Aim of the task: If a line of the records holds the word "year", copy it out.
The input START
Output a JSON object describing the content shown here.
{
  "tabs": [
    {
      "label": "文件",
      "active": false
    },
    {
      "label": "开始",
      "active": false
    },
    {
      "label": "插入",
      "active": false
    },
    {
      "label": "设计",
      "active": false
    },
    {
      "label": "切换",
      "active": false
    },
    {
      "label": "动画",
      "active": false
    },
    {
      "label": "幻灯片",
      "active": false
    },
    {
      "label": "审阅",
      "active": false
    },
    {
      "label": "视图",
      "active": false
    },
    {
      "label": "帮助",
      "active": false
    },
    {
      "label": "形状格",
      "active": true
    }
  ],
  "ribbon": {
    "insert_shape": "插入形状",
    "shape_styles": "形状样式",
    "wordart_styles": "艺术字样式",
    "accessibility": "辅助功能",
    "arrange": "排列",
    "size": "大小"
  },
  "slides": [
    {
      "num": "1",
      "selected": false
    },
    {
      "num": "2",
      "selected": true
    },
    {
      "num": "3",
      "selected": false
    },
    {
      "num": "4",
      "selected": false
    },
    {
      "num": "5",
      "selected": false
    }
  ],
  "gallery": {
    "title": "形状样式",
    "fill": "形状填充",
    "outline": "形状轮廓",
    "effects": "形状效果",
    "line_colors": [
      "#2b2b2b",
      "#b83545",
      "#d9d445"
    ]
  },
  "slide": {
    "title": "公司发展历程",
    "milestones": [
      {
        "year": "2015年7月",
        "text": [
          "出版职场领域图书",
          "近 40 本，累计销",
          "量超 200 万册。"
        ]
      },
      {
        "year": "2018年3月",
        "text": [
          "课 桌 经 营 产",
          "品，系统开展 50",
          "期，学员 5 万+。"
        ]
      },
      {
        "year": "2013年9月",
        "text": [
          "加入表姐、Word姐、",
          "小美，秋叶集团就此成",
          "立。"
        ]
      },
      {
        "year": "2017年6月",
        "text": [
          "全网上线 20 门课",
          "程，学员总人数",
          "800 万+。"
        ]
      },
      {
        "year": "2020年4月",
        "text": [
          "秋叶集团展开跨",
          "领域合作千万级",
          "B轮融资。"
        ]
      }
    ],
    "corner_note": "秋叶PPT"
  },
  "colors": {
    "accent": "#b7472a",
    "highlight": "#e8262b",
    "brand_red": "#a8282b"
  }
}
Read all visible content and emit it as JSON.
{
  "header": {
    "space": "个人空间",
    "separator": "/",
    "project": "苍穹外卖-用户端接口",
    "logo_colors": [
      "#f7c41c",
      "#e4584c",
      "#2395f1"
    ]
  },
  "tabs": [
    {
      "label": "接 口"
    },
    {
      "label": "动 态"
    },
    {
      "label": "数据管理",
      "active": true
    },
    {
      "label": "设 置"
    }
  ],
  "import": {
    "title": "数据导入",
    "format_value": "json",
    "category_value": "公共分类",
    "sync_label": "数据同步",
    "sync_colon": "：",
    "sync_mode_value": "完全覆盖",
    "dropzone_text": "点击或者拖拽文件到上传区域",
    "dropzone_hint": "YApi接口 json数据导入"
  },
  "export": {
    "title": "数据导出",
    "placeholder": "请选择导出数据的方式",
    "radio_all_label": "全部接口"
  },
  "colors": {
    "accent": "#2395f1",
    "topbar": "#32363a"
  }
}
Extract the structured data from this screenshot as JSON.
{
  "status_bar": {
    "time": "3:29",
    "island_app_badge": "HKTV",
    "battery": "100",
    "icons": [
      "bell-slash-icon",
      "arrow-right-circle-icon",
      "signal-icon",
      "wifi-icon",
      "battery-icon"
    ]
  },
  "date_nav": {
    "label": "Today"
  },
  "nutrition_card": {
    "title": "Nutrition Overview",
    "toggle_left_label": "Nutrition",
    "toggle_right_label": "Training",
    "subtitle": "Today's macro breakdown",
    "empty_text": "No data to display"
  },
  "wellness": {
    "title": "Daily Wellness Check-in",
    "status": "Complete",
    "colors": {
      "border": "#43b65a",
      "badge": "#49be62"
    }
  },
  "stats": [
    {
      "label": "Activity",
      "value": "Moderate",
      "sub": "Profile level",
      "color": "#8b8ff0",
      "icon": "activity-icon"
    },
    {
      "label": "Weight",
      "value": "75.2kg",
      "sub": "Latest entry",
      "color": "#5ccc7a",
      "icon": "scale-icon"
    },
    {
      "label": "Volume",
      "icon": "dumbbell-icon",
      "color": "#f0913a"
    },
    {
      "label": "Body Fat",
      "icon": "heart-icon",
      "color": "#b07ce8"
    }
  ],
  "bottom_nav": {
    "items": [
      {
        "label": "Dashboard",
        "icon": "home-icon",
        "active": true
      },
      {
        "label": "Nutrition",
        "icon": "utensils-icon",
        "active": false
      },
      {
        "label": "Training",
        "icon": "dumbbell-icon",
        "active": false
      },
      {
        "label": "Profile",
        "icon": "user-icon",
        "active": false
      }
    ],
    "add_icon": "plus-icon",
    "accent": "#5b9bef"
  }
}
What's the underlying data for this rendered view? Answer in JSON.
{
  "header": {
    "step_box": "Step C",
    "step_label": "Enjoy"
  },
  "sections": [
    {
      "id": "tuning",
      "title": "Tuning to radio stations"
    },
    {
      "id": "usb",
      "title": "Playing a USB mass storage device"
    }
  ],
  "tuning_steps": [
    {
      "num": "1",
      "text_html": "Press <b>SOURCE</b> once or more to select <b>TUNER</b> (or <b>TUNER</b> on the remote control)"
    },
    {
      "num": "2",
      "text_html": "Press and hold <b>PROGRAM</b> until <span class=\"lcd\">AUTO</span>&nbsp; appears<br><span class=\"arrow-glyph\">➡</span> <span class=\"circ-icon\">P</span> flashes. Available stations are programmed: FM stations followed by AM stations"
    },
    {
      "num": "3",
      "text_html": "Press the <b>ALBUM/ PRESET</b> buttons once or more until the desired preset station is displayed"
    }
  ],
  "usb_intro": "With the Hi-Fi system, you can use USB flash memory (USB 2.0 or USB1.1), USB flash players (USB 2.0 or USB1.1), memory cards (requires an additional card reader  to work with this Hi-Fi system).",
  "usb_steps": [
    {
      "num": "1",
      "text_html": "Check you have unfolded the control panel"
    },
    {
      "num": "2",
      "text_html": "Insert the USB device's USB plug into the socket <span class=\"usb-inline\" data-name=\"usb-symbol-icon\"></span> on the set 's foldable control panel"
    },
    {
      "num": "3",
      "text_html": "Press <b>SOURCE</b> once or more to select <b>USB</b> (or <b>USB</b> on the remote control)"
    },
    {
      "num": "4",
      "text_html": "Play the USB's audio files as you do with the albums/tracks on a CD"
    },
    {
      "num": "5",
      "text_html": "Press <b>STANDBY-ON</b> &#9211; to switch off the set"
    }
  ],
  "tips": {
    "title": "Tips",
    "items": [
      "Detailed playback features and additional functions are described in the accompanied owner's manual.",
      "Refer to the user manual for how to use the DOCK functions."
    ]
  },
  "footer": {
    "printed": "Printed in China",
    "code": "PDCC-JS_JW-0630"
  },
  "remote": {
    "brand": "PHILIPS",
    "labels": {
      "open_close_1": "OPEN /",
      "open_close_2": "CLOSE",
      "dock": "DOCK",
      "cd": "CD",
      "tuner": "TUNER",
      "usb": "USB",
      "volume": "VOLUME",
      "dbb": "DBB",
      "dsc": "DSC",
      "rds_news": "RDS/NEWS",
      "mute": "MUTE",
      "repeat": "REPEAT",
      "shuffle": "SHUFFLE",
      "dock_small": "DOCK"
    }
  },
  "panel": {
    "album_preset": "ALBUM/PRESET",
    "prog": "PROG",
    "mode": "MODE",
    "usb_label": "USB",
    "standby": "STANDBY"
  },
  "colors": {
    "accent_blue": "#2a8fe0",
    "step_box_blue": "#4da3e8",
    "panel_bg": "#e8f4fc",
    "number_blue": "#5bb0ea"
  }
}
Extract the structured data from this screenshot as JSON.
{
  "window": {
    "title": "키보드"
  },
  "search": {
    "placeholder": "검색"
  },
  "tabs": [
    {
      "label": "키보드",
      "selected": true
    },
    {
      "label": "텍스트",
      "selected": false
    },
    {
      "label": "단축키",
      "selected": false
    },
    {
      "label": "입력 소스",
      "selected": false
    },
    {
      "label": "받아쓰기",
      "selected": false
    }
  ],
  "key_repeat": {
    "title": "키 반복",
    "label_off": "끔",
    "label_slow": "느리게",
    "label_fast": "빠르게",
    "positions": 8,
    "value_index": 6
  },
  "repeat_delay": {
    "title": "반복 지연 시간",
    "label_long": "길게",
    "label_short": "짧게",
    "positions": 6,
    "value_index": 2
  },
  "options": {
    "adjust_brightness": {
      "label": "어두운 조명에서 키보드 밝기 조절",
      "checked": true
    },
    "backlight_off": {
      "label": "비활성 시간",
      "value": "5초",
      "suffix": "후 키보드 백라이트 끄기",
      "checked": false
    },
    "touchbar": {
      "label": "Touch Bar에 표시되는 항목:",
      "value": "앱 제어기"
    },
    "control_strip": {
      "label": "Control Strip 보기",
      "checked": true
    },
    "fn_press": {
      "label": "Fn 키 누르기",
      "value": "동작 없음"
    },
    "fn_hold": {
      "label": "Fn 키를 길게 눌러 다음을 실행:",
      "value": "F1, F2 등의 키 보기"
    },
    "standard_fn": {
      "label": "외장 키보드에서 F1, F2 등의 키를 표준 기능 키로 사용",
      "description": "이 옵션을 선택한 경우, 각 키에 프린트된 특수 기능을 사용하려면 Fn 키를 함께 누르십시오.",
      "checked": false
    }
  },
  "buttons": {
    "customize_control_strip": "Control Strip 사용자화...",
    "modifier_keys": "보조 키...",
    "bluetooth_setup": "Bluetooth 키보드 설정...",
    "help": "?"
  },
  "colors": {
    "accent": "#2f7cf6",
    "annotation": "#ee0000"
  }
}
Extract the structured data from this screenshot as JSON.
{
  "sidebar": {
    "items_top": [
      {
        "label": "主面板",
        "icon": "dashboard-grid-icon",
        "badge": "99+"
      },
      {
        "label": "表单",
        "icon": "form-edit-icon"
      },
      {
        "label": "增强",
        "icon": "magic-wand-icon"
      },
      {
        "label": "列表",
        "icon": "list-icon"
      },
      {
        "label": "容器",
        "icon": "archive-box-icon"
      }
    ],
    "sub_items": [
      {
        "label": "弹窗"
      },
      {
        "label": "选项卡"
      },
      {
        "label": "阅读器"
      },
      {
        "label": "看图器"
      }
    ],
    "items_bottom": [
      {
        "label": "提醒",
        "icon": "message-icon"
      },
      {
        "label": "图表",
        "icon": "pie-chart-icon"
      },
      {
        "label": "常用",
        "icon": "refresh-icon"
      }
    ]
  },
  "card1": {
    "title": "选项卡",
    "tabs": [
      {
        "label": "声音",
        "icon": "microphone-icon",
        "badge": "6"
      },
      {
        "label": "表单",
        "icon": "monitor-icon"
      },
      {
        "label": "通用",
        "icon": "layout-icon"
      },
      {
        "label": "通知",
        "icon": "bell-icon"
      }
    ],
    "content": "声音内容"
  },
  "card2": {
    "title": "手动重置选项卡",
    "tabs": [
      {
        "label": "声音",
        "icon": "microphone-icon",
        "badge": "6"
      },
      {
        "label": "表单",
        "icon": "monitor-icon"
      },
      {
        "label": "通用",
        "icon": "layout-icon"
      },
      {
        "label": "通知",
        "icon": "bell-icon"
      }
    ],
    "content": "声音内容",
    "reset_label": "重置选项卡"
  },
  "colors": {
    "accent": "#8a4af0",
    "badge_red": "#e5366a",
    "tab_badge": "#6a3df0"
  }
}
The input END
Task result:
        "year": "2015年7月",
        "year": "2018年3月",
        "year": "2013年9月",
        "year": "2017年6月",
        "year": "2020年4月",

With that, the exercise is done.